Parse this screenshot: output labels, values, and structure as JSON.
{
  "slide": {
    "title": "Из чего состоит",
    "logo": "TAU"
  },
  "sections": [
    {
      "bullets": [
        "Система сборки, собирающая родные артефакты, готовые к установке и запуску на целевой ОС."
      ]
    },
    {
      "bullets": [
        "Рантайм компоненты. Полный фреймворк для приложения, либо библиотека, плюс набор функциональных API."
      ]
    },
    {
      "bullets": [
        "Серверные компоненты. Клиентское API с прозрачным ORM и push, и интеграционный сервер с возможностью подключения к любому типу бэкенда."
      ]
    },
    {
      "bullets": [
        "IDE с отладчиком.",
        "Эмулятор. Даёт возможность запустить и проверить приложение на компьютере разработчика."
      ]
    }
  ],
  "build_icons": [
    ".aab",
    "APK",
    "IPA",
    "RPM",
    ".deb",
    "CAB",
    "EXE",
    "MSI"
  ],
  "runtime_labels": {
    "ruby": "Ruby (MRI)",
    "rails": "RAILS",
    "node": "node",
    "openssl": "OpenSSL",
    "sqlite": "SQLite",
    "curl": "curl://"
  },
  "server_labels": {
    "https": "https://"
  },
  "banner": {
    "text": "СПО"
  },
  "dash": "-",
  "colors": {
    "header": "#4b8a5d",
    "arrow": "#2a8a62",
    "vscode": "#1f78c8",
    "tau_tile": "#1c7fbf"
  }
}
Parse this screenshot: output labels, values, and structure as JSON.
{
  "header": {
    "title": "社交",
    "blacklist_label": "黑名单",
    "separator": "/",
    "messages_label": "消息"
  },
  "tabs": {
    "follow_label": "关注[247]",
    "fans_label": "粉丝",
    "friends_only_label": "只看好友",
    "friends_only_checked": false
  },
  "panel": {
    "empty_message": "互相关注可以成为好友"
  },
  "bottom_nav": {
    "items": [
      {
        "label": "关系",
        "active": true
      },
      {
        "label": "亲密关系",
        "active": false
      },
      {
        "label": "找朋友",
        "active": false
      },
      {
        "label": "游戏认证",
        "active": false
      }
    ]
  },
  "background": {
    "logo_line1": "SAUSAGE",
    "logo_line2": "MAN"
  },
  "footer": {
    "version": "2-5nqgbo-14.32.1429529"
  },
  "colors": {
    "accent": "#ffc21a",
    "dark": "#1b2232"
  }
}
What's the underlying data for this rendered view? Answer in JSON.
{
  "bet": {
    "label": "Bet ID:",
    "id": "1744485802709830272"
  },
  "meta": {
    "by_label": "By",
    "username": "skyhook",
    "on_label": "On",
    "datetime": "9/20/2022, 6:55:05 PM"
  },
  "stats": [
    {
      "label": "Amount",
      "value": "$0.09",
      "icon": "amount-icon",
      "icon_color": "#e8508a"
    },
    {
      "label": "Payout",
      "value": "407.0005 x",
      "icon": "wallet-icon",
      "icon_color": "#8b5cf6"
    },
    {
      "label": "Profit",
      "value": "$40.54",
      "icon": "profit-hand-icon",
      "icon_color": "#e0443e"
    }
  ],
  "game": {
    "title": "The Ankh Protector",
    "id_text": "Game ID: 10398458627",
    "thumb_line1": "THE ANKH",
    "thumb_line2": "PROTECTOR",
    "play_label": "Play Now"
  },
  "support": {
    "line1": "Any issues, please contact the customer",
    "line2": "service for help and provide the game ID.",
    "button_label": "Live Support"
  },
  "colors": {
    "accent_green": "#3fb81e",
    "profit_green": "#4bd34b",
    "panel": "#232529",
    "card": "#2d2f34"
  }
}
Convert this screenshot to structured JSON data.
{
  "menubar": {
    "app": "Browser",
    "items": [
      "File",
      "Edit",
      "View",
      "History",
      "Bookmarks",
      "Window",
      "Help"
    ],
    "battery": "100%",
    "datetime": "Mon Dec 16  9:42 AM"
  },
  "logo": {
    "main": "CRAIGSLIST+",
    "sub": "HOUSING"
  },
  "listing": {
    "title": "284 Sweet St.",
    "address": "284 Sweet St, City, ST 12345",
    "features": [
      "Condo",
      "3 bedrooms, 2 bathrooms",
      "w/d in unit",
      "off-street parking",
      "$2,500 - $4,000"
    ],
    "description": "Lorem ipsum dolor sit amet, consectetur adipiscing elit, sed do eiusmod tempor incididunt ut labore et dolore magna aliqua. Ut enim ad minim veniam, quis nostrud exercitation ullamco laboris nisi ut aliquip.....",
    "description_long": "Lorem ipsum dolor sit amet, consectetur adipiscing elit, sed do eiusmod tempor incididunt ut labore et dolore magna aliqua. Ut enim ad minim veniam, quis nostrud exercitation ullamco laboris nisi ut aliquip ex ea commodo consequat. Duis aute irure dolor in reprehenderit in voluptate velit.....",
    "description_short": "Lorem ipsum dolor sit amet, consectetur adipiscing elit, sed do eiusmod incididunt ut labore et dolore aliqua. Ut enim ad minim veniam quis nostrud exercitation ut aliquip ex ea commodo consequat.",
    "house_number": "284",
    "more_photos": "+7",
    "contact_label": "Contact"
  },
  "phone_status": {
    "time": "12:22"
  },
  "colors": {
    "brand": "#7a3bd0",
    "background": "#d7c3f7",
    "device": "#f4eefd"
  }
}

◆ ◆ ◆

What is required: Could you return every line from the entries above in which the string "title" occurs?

Finished task:
    "title": "Из чего состоит",
    "title": "社交",
    "title": "The Ankh Protector",
    "title": "284 Sweet St.",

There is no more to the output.